There’s really not much to say, is there? TDA summed it up from a tertiary education perspective:
Political instability prevails, with the election outcome too close to call and the VET sector in a state of uncertainty after eight weeks of campaigning.
For the tertiary education sector, the uncertainty is compounded by a curious lack of policy commitment from the Coalition, which did not release any training or skills policy or new initiatives during the campaign.
In higher education, it’s a similar situation with the coalition policy subject to the views of an expert panel flowing from a discussion paper.
For international education, there will be more changes, with the Minister for International Education, Senator Richard Colebeck set to lose his Tasmanian Senate seat.
The VET sector and TAFE face a great deal of uncertainty flowing from the ambiguous policy environment and the uncertain leanings among many of the new parliamentary players.
The media reporting of the number of seats won by the various parties is quite curious: the ABC, for example, is reporting the Coalition has won 68 seats, Labor has won 67, Greens 1, Xenophon Team 1 and others (Katter, McGowan and Wilkie) 3, which leaves 11 still in play. Other media outlets are reporting along similar lines. For good measure, Fairfax has the national two party preferred (2PP) vote at 50.07% Coalition to 49.93% Labor.
That’s not what the Australian Electoral Commission is reporting: for starters, it ‘s got the 2PP, as of Sunday, at 50.23% for Labor to 49.77% for the Coalition, with Labor on track to win up to 73 seats (that may not happen, of course, as pre-poll, absentee and postal votes are counted) with the Coalition at 70. Five electorates are deemed too close to call, with Labor leading in 2 and the Coalition in 3.
One of those seats is Chisholm in which the Coalition leads by just 66 votes but the media uniformly consider it will go to the Coalition. Don’t see that at all: Labor had an intensive “boots on the ground” operation going during the pre-poll and for a substantial part of the pre-poll period Labor was leading 51% to 49% in the opinion polls. Could cut either way: the Coalition could end up with 75 seats or Labor could end up with 75 or some other permutation – all short of a majority – such as 72 seats each and 6 crossbenchers.

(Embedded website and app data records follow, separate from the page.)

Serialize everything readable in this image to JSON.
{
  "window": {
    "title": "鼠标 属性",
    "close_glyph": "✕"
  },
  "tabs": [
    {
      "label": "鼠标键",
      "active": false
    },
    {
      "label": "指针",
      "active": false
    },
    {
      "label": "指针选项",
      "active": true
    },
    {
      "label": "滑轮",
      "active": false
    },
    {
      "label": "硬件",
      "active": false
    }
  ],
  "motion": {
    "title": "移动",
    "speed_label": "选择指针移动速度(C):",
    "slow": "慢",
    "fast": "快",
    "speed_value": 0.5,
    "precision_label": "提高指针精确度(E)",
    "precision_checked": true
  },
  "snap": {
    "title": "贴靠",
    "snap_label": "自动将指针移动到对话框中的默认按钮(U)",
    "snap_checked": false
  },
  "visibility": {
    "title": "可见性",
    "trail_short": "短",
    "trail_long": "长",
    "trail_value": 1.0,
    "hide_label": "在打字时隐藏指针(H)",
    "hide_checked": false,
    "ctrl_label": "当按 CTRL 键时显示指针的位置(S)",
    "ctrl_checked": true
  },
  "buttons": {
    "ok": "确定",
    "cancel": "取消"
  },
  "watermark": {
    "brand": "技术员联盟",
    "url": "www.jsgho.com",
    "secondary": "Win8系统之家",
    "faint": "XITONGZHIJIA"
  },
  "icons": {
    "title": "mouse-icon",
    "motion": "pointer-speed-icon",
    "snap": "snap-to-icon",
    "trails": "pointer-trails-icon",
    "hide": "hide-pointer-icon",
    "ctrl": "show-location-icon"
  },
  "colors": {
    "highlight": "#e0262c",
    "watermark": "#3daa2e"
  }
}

What all the media seemed to have missed is that there is a strong possibility that a second Xenophon Team candidate will get up in South Australia, in Grey, on the back of Labor and Greens preferences.
We will have a clearer idea tomorrow night.